With the tour complete, I followed the girls into the conference room from which the boys had just emerged. Once all twenty-some girls had settled into their chairs, Peter Browne, a WDAV board member, began his presentation, which was complete with props and a PowerPoint. Peter started by ringing a hotel desk-sized bell.
. The group then climbed back on to their bus, collected their complimentary bags of WDAV goodies, and drove back home to Charlotte.
*Interested in having your students tour the WDAV studio? Give us a call at (877)333-8990.
Davidson College, WDAV’s licensee, has announced it will receive $25 million from Edward L. “Ted” Baker for The Davidson Trust which provides assistance to students for whom a Davidson education would not otherwise be financially feasible. Davidson is committed to meeting 100 % of admitted students’ demonstrated need with grants and student employment instead of loans, and this gift, the second largest in the college’s history, significantly furthers that ambition. Congratulations Davidson College, and thanks to Ted baker for his extraodinary generosity. Read more at the Davidson College Web site.
The Charlotte Symphony is continuing an innovative project for a second year with some of the area’s major arts groups as partners. CSO on Campus is a series of multi-disciplinary events presented in collaboration with the Levine Museum of the New South and the Mint Museum of Art, and taking place on six local college campuses, including Davidson College.

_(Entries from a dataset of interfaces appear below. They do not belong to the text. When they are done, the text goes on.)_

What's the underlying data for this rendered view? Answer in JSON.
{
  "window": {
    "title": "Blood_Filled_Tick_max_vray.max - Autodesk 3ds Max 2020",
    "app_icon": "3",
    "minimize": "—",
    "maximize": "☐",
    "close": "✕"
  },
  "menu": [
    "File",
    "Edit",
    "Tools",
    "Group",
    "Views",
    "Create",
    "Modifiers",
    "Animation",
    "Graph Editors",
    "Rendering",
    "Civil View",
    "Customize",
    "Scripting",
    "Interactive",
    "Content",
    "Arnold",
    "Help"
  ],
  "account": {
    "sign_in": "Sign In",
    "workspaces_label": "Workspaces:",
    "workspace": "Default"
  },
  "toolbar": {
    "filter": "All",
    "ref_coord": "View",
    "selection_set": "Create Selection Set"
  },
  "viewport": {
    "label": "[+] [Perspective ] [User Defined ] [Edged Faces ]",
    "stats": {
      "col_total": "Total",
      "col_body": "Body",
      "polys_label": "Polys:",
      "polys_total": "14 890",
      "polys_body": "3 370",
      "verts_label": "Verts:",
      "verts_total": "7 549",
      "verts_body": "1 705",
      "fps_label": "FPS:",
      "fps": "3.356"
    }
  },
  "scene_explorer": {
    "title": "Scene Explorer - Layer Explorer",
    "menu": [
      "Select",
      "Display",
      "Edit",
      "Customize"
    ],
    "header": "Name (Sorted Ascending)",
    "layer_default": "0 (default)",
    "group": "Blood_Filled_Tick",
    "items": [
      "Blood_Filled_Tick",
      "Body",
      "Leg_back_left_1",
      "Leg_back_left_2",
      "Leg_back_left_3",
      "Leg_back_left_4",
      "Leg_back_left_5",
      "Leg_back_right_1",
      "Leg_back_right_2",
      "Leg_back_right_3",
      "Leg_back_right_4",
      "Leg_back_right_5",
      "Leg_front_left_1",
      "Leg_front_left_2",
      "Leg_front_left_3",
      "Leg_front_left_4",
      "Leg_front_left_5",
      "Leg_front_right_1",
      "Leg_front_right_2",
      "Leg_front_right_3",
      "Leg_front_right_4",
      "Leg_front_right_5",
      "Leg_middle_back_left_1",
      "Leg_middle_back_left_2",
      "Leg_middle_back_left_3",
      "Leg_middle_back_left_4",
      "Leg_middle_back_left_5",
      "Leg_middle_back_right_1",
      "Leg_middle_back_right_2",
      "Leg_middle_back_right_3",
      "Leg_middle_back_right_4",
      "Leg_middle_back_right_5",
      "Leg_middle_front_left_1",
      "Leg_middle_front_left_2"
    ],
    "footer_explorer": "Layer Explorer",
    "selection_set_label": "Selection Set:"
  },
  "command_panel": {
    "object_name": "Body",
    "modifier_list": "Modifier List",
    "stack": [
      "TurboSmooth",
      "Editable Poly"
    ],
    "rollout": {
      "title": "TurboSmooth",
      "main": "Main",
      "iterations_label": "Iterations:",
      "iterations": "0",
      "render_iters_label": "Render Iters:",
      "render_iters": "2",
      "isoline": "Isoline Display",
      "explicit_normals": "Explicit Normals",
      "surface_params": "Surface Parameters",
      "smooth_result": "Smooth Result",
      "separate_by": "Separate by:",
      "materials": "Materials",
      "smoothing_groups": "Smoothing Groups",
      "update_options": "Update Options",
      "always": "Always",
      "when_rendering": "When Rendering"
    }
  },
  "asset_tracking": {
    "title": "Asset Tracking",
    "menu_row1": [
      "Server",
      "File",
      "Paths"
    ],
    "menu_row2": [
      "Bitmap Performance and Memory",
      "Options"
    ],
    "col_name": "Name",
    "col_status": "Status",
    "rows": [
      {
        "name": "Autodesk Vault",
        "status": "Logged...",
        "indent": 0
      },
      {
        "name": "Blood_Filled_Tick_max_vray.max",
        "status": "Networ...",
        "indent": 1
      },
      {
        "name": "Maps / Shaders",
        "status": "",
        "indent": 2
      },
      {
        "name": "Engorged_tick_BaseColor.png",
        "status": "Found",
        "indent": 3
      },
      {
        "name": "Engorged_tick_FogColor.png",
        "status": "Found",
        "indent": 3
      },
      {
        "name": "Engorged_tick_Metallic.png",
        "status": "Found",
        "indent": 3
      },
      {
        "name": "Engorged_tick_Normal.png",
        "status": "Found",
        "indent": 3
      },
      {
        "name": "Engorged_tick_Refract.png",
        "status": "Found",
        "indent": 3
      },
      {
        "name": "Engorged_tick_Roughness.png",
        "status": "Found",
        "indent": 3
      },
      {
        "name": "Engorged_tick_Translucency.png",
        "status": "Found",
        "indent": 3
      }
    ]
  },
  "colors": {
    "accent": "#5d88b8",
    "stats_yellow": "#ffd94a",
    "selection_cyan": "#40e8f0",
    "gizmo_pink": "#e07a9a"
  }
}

The programming draws from exhibits at both museums – Changing Places: From Black and White to Technicolor at the Levine Museum, and Loïs Mailou Jones: A Life in Vibrant Color at the Mint Museum of Art – and consists of lectures, exhibits and performances in a variety of venues.
According to CSO Executive Director Jonathan Martin, “It is especially important in these times that cultural organizations work together. It produces richer, multi-layered cultural expressions for the local community.”
There’s a complete schedule of events at the Charlotte Symphony website.
Here’s a very brief film clip from the summer of 1937. James Christian Pfohl conducts at the music camp at Davidson College that would later move and become the Brevard Music Center. Film provided by Bill Vinson, listener and supporter of WDAV 89.9 Classical Public Radio.